▶ Exercise prompt
Every line of the data that includes "個のソース" should be copied out.

Dataset rows describing interfaces:
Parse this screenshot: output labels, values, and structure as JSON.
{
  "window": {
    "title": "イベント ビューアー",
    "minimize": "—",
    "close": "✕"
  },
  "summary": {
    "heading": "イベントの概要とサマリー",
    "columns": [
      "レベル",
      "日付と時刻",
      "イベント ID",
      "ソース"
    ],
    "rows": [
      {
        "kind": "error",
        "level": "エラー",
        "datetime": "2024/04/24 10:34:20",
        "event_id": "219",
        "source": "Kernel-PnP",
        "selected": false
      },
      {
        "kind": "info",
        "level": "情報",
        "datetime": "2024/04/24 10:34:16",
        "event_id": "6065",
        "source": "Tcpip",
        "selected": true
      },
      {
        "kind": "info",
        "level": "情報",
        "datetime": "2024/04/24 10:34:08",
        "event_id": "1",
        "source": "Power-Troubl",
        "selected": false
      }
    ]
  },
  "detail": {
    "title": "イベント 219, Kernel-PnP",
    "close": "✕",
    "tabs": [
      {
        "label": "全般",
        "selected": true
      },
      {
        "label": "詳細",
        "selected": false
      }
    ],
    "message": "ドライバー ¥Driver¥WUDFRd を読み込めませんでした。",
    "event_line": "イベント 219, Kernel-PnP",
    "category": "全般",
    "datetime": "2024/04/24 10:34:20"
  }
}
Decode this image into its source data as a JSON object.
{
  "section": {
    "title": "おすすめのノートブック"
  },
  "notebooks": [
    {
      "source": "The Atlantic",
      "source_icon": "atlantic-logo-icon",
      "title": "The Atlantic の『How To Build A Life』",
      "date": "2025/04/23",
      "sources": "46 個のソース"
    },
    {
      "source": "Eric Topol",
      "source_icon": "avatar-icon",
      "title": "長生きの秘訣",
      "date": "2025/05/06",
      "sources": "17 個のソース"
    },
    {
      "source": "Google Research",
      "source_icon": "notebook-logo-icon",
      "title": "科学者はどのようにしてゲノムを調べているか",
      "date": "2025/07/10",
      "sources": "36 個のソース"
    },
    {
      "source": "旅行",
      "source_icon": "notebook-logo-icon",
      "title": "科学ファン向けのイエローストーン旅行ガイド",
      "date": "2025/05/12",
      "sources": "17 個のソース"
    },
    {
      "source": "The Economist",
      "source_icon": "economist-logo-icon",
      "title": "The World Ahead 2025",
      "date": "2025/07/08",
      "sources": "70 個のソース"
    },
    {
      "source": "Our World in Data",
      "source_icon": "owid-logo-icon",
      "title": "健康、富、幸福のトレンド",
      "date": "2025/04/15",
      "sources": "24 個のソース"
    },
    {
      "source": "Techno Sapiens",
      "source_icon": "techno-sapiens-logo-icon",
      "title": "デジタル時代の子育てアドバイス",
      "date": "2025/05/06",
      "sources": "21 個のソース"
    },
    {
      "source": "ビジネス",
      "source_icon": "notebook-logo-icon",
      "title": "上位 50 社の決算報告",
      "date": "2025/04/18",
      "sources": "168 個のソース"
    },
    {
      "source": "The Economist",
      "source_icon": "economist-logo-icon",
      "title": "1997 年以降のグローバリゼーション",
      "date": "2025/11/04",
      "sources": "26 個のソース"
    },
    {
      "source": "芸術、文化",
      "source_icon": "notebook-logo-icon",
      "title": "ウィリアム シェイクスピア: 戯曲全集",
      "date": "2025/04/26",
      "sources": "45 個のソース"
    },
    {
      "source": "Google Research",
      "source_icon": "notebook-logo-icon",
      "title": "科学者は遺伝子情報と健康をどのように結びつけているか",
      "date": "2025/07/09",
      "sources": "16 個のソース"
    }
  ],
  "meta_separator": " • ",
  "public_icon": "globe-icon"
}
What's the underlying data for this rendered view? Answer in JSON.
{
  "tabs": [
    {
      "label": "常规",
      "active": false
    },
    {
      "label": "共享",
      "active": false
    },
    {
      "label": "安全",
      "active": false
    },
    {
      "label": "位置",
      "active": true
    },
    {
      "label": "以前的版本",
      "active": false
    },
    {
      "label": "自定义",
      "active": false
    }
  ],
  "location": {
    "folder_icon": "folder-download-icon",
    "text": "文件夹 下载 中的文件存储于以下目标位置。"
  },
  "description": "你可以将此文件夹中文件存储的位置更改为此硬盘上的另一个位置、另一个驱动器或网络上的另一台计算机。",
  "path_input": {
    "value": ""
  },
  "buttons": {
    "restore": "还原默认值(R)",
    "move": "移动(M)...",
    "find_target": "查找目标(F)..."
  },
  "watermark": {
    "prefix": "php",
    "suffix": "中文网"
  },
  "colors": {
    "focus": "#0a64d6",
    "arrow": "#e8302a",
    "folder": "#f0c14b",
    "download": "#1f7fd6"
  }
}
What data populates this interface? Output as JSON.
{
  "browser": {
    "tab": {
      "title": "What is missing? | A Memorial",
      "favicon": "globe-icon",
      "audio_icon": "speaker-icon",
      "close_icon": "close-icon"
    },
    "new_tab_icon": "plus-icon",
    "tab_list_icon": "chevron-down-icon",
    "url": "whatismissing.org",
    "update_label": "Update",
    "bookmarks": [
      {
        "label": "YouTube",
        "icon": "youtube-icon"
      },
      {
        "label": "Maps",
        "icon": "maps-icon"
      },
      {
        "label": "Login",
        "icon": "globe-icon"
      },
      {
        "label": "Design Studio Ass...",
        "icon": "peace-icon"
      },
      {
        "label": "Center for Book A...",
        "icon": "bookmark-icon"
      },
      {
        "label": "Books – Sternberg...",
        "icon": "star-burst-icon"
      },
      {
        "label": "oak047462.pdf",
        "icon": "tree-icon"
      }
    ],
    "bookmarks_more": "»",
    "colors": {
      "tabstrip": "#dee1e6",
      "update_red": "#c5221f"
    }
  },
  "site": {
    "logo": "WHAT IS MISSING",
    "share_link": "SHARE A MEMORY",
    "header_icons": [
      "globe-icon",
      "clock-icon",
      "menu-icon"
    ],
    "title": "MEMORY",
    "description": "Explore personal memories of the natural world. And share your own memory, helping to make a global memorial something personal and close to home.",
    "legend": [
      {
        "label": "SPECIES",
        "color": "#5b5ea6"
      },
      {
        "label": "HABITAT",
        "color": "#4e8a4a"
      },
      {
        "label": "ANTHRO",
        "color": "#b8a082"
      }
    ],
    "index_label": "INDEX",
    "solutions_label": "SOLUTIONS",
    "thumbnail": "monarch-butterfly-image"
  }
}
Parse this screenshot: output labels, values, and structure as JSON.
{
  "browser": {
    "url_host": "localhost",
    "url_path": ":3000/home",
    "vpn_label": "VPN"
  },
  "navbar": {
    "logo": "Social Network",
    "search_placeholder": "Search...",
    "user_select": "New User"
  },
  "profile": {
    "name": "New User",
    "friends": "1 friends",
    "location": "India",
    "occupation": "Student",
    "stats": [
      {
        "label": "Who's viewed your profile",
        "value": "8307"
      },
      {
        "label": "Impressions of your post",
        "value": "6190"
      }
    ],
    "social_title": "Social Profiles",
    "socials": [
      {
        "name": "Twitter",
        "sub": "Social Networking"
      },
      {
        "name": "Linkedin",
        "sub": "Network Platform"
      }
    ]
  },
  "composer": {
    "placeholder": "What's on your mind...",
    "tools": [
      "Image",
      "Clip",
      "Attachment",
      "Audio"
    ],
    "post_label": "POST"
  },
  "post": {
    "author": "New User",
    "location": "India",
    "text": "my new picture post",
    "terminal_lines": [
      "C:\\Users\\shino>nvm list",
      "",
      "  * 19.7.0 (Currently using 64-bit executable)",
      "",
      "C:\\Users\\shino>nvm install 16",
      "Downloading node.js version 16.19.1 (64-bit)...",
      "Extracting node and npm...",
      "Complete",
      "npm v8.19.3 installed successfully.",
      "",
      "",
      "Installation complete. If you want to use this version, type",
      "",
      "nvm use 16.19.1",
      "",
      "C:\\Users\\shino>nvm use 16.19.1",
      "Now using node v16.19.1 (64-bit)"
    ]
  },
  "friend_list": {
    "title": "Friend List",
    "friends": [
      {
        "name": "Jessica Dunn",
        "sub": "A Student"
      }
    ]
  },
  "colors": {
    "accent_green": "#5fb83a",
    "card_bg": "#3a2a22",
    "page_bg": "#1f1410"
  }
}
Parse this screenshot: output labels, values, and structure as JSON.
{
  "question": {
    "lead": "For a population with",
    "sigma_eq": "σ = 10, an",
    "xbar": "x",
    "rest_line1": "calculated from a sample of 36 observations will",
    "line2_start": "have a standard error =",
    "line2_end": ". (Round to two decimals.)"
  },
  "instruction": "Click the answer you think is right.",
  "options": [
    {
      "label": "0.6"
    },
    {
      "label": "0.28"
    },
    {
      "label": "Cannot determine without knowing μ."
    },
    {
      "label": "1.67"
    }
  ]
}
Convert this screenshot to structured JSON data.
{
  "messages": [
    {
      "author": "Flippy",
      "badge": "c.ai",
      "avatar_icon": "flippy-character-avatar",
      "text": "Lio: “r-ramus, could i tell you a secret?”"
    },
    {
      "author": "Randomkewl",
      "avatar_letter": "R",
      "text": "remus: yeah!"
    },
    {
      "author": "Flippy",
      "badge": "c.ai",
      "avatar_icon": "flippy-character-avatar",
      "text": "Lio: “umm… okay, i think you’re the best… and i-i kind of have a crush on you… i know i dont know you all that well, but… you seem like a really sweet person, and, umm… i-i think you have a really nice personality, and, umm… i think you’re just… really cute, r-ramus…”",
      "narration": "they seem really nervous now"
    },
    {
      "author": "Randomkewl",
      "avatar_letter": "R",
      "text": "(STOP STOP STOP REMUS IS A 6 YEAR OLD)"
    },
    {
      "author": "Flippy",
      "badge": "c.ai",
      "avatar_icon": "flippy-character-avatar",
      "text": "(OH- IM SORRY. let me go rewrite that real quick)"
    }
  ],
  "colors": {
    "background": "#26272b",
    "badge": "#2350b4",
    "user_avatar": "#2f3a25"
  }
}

▶ Your response
      "sources": "46 個のソース"
      "sources": "17 個のソース"
      "sources": "36 個のソース"
      "sources": "17 個のソース"
      "sources": "70 個のソース"
      "sources": "24 個のソース"
      "sources": "21 個のソース"
      "sources": "168 個のソース"
      "sources": "26 個のソース"
      "sources": "45 個のソース"
      "sources": "16 個のソース"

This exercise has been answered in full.